[Opening Task material section]

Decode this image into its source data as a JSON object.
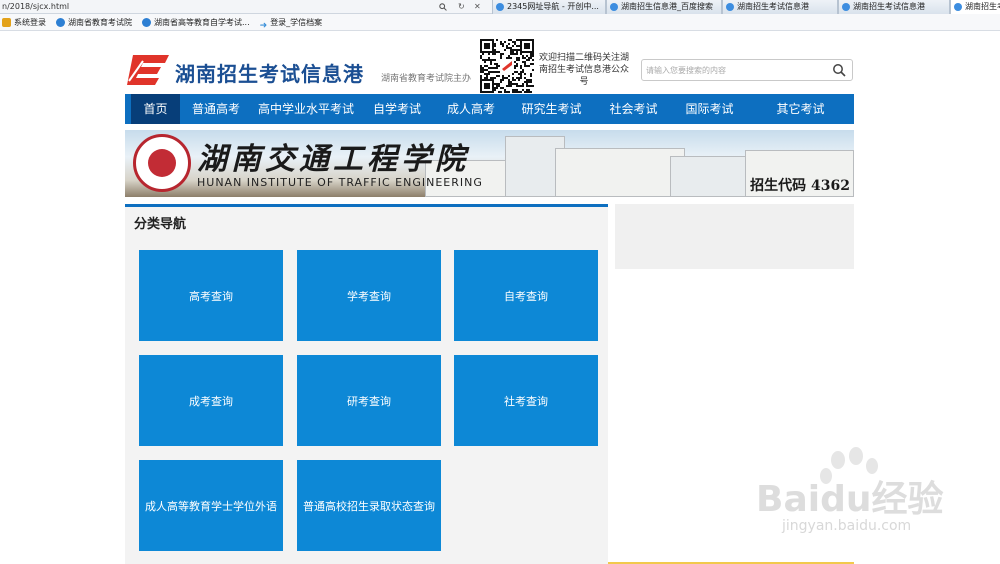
{
  "browser": {
    "url": "n/2018/sjcx.html",
    "tabs": [
      {
        "label": "2345网址导航 - 开创中...",
        "width": 114
      },
      {
        "label": "湖南招生信息港_百度搜索",
        "width": 116
      },
      {
        "label": "湖南招生考试信息港",
        "width": 116
      },
      {
        "label": "湖南招生考试信息港",
        "width": 112
      },
      {
        "label": "湖南招生考试",
        "width": 60
      }
    ],
    "favorites": [
      {
        "label": "系统登录",
        "icon": "folder-icon"
      },
      {
        "label": "湖南省教育考试院",
        "icon": "ie-icon"
      },
      {
        "label": "湖南省高等教育自学考试...",
        "icon": "ie-icon"
      },
      {
        "label": "登录_学信档案",
        "icon": "arrow-icon"
      }
    ]
  },
  "header": {
    "logo_text": "湖南招生考试信息港",
    "host": "湖南省教育考试院主办",
    "qr_text": "欢迎扫描二维码关注湖南招生考试信息港公众号",
    "search_placeholder": "请输入您要搜索的内容"
  },
  "nav": {
    "items": [
      {
        "label": "首页",
        "active": true
      },
      {
        "label": "普通高考"
      },
      {
        "label": "高中学业水平考试"
      },
      {
        "label": "自学考试"
      },
      {
        "label": "成人高考"
      },
      {
        "label": "研究生考试"
      },
      {
        "label": "社会考试"
      },
      {
        "label": "国际考试"
      },
      {
        "label": "其它考试"
      }
    ]
  },
  "banner": {
    "title": "湖南交通工程学院",
    "subtitle": "HUNAN INSTITUTE OF TRAFFIC ENGINEERING",
    "code": "招生代码 4362"
  },
  "panel": {
    "title": "分类导航",
    "tiles": [
      "高考查询",
      "学考查询",
      "自考查询",
      "成考查询",
      "研考查询",
      "社考查询",
      "成人高等教育学士学位外语",
      "普通高校招生录取状态查询"
    ]
  },
  "watermark": {
    "brand": "Baidu经验",
    "url": "jingyan.baidu.com"
  },
  "colors": {
    "nav_blue": "#0d6fc0",
    "nav_active": "#073e79",
    "tile_blue": "#0d88d6",
    "logo_red": "#e0342a"
  }
}
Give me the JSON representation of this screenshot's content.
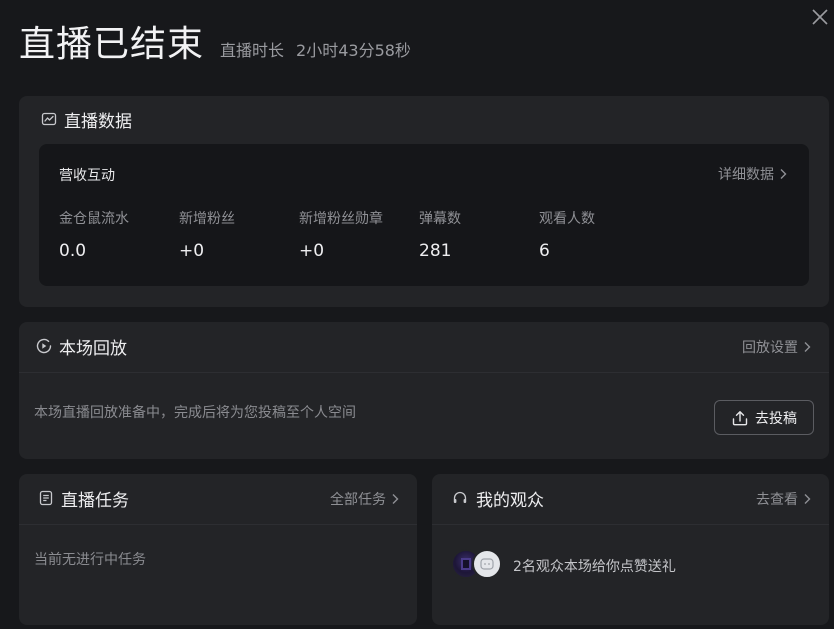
{
  "header": {
    "title": "直播已结束",
    "duration_label": "直播时长",
    "duration_value": "2小时43分58秒"
  },
  "icons": {
    "close": "close-icon",
    "chart": "trend-chart-icon",
    "replay": "play-circle-icon",
    "upload": "upload-icon",
    "tasks": "document-icon",
    "viewers": "headset-icon",
    "chevron": "chevron-right-icon"
  },
  "stats": {
    "title": "直播数据",
    "subtitle": "营收互动",
    "detail_link": "详细数据",
    "metrics": [
      {
        "label": "金仓鼠流水",
        "value": "0.0"
      },
      {
        "label": "新增粉丝",
        "value": "+0"
      },
      {
        "label": "新增粉丝勋章",
        "value": "+0"
      },
      {
        "label": "弹幕数",
        "value": "281"
      },
      {
        "label": "观看人数",
        "value": "6"
      }
    ]
  },
  "replay": {
    "title": "本场回放",
    "settings_link": "回放设置",
    "message": "本场直播回放准备中，完成后将为您投稿至个人空间",
    "upload_button": "去投稿"
  },
  "tasks": {
    "title": "直播任务",
    "all_link": "全部任务",
    "empty_message": "当前无进行中任务"
  },
  "viewers": {
    "title": "我的观众",
    "view_link": "去查看",
    "message": "2名观众本场给你点赞送礼"
  },
  "colors": {
    "background": "#17181b",
    "card": "#232427",
    "inner_panel": "#151619",
    "muted_text": "#8f9095"
  }
}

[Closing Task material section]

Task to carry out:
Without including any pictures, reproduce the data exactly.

Task response:
Decode this image into its source data as a JSON object.
{
  "browser": {
    "url": "n/2018/sjcx.html",
    "tabs": [
      {
        "label": "2345网址导航 - 开创中...",
        "width": 114
      },
      {
        "label": "湖南招生信息港_百度搜索",
        "width": 116
      },
      {
        "label": "湖南招生考试信息港",
        "width": 116
      },
      {
        "label": "湖南招生考试信息港",
        "width": 112
      },
      {
        "label": "湖南招生考试",
        "width": 60
      }
    ],
    "favorites": [
      {
        "label": "系统登录",
        "icon": "folder-icon"
      },
      {
        "label": "湖南省教育考试院",
        "icon": "ie-icon"
      },
      {
        "label": "湖南省高等教育自学考试...",
        "icon": "ie-icon"
      },
      {
        "label": "登录_学信档案",
        "icon": "arrow-icon"
      }
    ]
  },
  "header": {
    "logo_text": "湖南招生考试信息港",
    "host": "湖南省教育考试院主办",
    "qr_text": "欢迎扫描二维码关注湖南招生考试信息港公众号",
    "search_placeholder": "请输入您要搜索的内容"
  },
  "nav": {
    "items": [
      {
        "label": "首页",
        "active": true
      },
      {
        "label": "普通高考"
      },
      {
        "label": "高中学业水平考试"
      },
      {
        "label": "自学考试"
      },
      {
        "label": "成人高考"
      },
      {
        "label": "研究生考试"
      },
      {
        "label": "社会考试"
      },
      {
        "label": "国际考试"
      },
      {
        "label": "其它考试"
      }
    ]
  },
  "banner": {
    "title": "湖南交通工程学院",
    "subtitle": "HUNAN INSTITUTE OF TRAFFIC ENGINEERING",
    "code": "招生代码 4362"
  },
  "panel": {
    "title": "分类导航",
    "tiles": [
      "高考查询",
      "学考查询",
      "自考查询",
      "成考查询",
      "研考查询",
      "社考查询",
      "成人高等教育学士学位外语",
      "普通高校招生录取状态查询"
    ]
  },
  "watermark": {
    "brand": "Baidu经验",
    "url": "jingyan.baidu.com"
  },
  "colors": {
    "nav_blue": "#0d6fc0",
    "nav_active": "#073e79",
    "tile_blue": "#0d88d6",
    "logo_red": "#e0342a"
  }
}
Give me the JSON representation of this screenshot's content.
{
  "header": {
    "title": "直播已结束",
    "duration_label": "直播时长",
    "duration_value": "2小时43分58秒"
  },
  "icons": {
    "close": "close-icon",
    "chart": "trend-chart-icon",
    "replay": "play-circle-icon",
    "upload": "upload-icon",
    "tasks": "document-icon",
    "viewers": "headset-icon",
    "chevron": "chevron-right-icon"
  },
  "stats": {
    "title": "直播数据",
    "subtitle": "营收互动",
    "detail_link": "详细数据",
    "metrics": [
      {
        "label": "金仓鼠流水",
        "value": "0.0"
      },
      {
        "label": "新增粉丝",
        "value": "+0"
      },
      {
        "label": "新增粉丝勋章",
        "value": "+0"
      },
      {
        "label": "弹幕数",
        "value": "281"
      },
      {
        "label": "观看人数",
        "value": "6"
      }
    ]
  },
  "replay": {
    "title": "本场回放",
    "settings_link": "回放设置",
    "message": "本场直播回放准备中，完成后将为您投稿至个人空间",
    "upload_button": "去投稿"
  },
  "tasks": {
    "title": "直播任务",
    "all_link": "全部任务",
    "empty_message": "当前无进行中任务"
  },
  "viewers": {
    "title": "我的观众",
    "view_link": "去查看",
    "message": "2名观众本场给你点赞送礼"
  },
  "colors": {
    "background": "#17181b",
    "card": "#232427",
    "inner_panel": "#151619",
    "muted_text": "#8f9095"
  }
}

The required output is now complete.